Shirley Veenema

Shirley Veenema, Instructor in Art and Chair of the Art Department, showcases the mixed-media pieces of five different variations of a bouquet of flowers called “Vanitas.” The five flower pictures differ in the angles at which the lights are shone on the flowers.

Q: Do you like to personalize your artwork by adding something about yourself or your life into your pieces?

A: I think for me a lot of my work is driven by research that I do. [“Vanitas” is] about the idea of existing between being alive and being dead. Those are flowers that are not quite dead yet, but they’re not alive either. They exist in that middle space. The moment you are born you are starting to die. I am picking up on the idea of “Vanitas” paintings and putting it into a more contemporary context.

Q: How did you convey the sense of mortality in your artwork?

A: I think that there is a sense of time. There are some subtle changes throughout the panels. When you die, you gradually die. When I actually began those [works], I used real flowers that were almost dead. What I did was that I pressed them onto a piece of paper and used that as the basis of my drawing.

Q: Is there a recurring theme throughout your artwork?

A: I have been working with several different ideas. I have been working with the “Vanitas” idea for about three years. I have also been working with the idea of ordinary icons.

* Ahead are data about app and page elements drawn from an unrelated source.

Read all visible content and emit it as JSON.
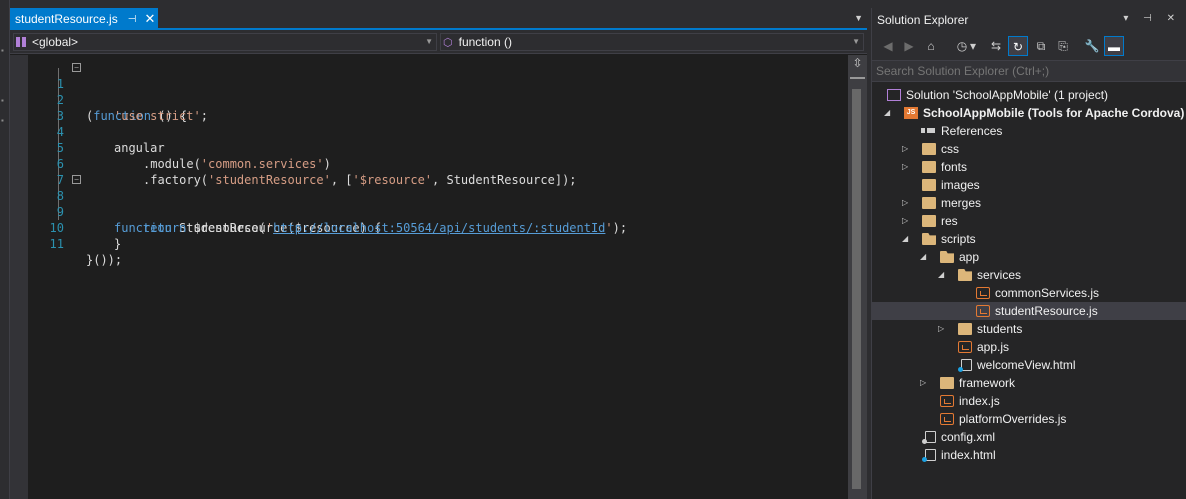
{
  "editor": {
    "tab": {
      "title": "studentResource.js",
      "pin_glyph": "⊣",
      "close_glyph": "✕"
    },
    "tab_dropdown_glyph": "▼",
    "nav": {
      "scope": "<global>",
      "member": "function ()"
    },
    "lines": [
      {
        "n": "1",
        "fold": "−"
      },
      {
        "n": "2"
      },
      {
        "n": "3"
      },
      {
        "n": "4"
      },
      {
        "n": "5"
      },
      {
        "n": "6"
      },
      {
        "n": "7"
      },
      {
        "n": "8",
        "fold": "−"
      },
      {
        "n": "9"
      },
      {
        "n": "10"
      },
      {
        "n": "11"
      }
    ],
    "code": {
      "l1_a": "(",
      "l1_kw": "function",
      "l1_b": " () {",
      "l2_str": "'use strict'",
      "l2_b": ";",
      "l4": "angular",
      "l5_a": ".module(",
      "l5_str": "'common.services'",
      "l5_b": ")",
      "l6_a": ".factory(",
      "l6_str1": "'studentResource'",
      "l6_b": ", [",
      "l6_str2": "'$resource'",
      "l6_c": ", StudentResource]);",
      "l8_kw": "function",
      "l8_b": " StudentResource($resource) {",
      "l9_kw": "return",
      "l9_a": " $resource(",
      "l9_q1": "'",
      "l9_url": "http://localhost:50564/api/students/:studentId",
      "l9_q2": "'",
      "l9_b": ");",
      "l10": "}",
      "l11": "}());"
    }
  },
  "solution_explorer": {
    "title": "Solution Explorer",
    "title_icons": "▾ ⊣ ✕",
    "search_placeholder": "Search Solution Explorer (Ctrl+;)",
    "toolbar": {
      "back": "◀",
      "forward": "▶",
      "home": "⌂",
      "history": "◷",
      "history_drop": "▾",
      "sync": "⇆",
      "refresh": "↻",
      "collapse": "⧉",
      "show_all": "⎘",
      "properties": "🔧",
      "preview": "▬"
    },
    "tree": {
      "solution": "Solution 'SchoolAppMobile' (1 project)",
      "project": "SchoolAppMobile (Tools for Apache Cordova)",
      "project_badge": "JS",
      "references": "References",
      "css": "css",
      "fonts": "fonts",
      "images": "images",
      "merges": "merges",
      "res": "res",
      "scripts": "scripts",
      "app": "app",
      "services": "services",
      "commonServices": "commonServices.js",
      "studentResource": "studentResource.js",
      "students": "students",
      "appjs": "app.js",
      "welcomeView": "welcomeView.html",
      "framework": "framework",
      "indexjs": "index.js",
      "platformOverrides": "platformOverrides.js",
      "configxml": "config.xml",
      "indexhtml": "index.html"
    },
    "expander_collapsed": "▷",
    "expander_expanded": "◢"
  }
}
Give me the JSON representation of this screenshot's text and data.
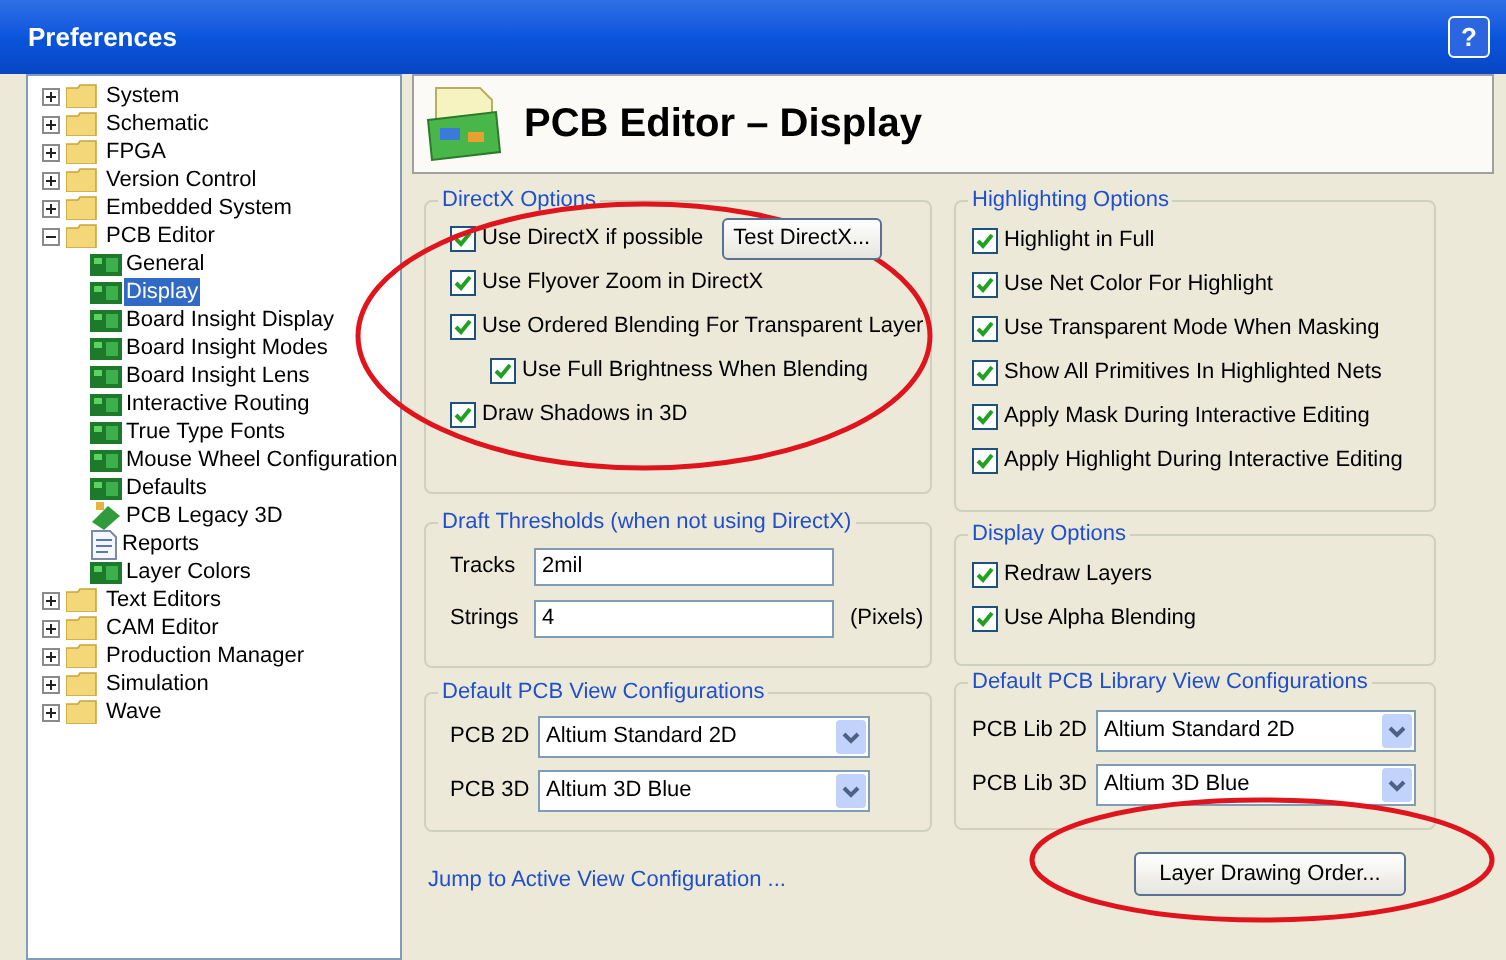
{
  "window": {
    "title": "Preferences",
    "help": "?"
  },
  "tree": [
    {
      "label": "System",
      "kind": "folder",
      "expanded": false,
      "selected": false
    },
    {
      "label": "Schematic",
      "kind": "folder",
      "expanded": false,
      "selected": false
    },
    {
      "label": "FPGA",
      "kind": "folder",
      "expanded": false,
      "selected": false
    },
    {
      "label": "Version Control",
      "kind": "folder",
      "expanded": false,
      "selected": false
    },
    {
      "label": "Embedded System",
      "kind": "folder",
      "expanded": false,
      "selected": false
    },
    {
      "label": "PCB Editor",
      "kind": "folder",
      "expanded": true,
      "selected": false,
      "children": [
        {
          "label": "General",
          "kind": "page",
          "selected": false
        },
        {
          "label": "Display",
          "kind": "page",
          "selected": true
        },
        {
          "label": "Board Insight Display",
          "kind": "page",
          "selected": false
        },
        {
          "label": "Board Insight Modes",
          "kind": "page",
          "selected": false
        },
        {
          "label": "Board Insight Lens",
          "kind": "page",
          "selected": false
        },
        {
          "label": "Interactive Routing",
          "kind": "page",
          "selected": false
        },
        {
          "label": "True Type Fonts",
          "kind": "page",
          "selected": false
        },
        {
          "label": "Mouse Wheel Configuration",
          "kind": "page",
          "selected": false
        },
        {
          "label": "Defaults",
          "kind": "page",
          "selected": false
        },
        {
          "label": "PCB Legacy 3D",
          "kind": "legacy",
          "selected": false
        },
        {
          "label": "Reports",
          "kind": "report",
          "selected": false
        },
        {
          "label": "Layer Colors",
          "kind": "page",
          "selected": false
        }
      ]
    },
    {
      "label": "Text Editors",
      "kind": "folder",
      "expanded": false,
      "selected": false
    },
    {
      "label": "CAM Editor",
      "kind": "folder",
      "expanded": false,
      "selected": false
    },
    {
      "label": "Production Manager",
      "kind": "folder",
      "expanded": false,
      "selected": false
    },
    {
      "label": "Simulation",
      "kind": "folder",
      "expanded": false,
      "selected": false
    },
    {
      "label": "Wave",
      "kind": "folder",
      "expanded": false,
      "selected": false
    }
  ],
  "header": {
    "title": "PCB Editor – Display"
  },
  "directx": {
    "title": "DirectX Options",
    "options": [
      {
        "label": "Use DirectX if possible",
        "checked": true,
        "indented": false,
        "button": "Test DirectX..."
      },
      {
        "label": "Use Flyover Zoom in DirectX",
        "checked": true,
        "indented": false
      },
      {
        "label": "Use Ordered Blending For Transparent Layer",
        "checked": true,
        "indented": false
      },
      {
        "label": "Use Full Brightness When Blending",
        "checked": true,
        "indented": true
      },
      {
        "label": "Draw Shadows in 3D",
        "checked": true,
        "indented": false
      }
    ]
  },
  "highlighting": {
    "title": "Highlighting Options",
    "options": [
      {
        "label": "Highlight in Full",
        "checked": true
      },
      {
        "label": "Use Net Color For Highlight",
        "checked": true
      },
      {
        "label": "Use Transparent Mode When Masking",
        "checked": true
      },
      {
        "label": "Show All Primitives In Highlighted Nets",
        "checked": true
      },
      {
        "label": "Apply Mask During Interactive Editing",
        "checked": true
      },
      {
        "label": "Apply Highlight During Interactive Editing",
        "checked": true
      }
    ]
  },
  "draft": {
    "title": "Draft Thresholds (when not using DirectX)",
    "fields": [
      {
        "label": "Tracks",
        "value": "2mil"
      },
      {
        "label": "Strings",
        "value": "4",
        "unit": "(Pixels)"
      }
    ]
  },
  "display": {
    "title": "Display Options",
    "options": [
      {
        "label": "Redraw Layers",
        "checked": true
      },
      {
        "label": "Use Alpha Blending",
        "checked": true
      }
    ]
  },
  "pcb_view": {
    "title": "Default PCB View Configurations",
    "selects": [
      {
        "label": "PCB 2D",
        "value": "Altium Standard 2D"
      },
      {
        "label": "PCB 3D",
        "value": "Altium 3D Blue"
      }
    ]
  },
  "lib_view": {
    "title": "Default PCB Library View Configurations",
    "selects": [
      {
        "label": "PCB Lib 2D",
        "value": "Altium Standard 2D"
      },
      {
        "label": "PCB Lib 3D",
        "value": "Altium 3D Blue"
      }
    ]
  },
  "jump_link": "Jump to Active View Configuration ...",
  "layer_button": "Layer Drawing Order..."
}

In fact, last year I showed a number of big drawings of dresses that I have been doing for a series called “Channeling Marilyn Monroe.” Most recently, I have [been] doing interpretive work based on [Emily Dickinson’s] poetry.

Q: Where do you get your inspiration?

A: I feel like if you are an artist, you have to be open to things, and lots of times you might be working on something, and since you are open to other ideas, it morphs into something else.

Compiled by Andrea Yepez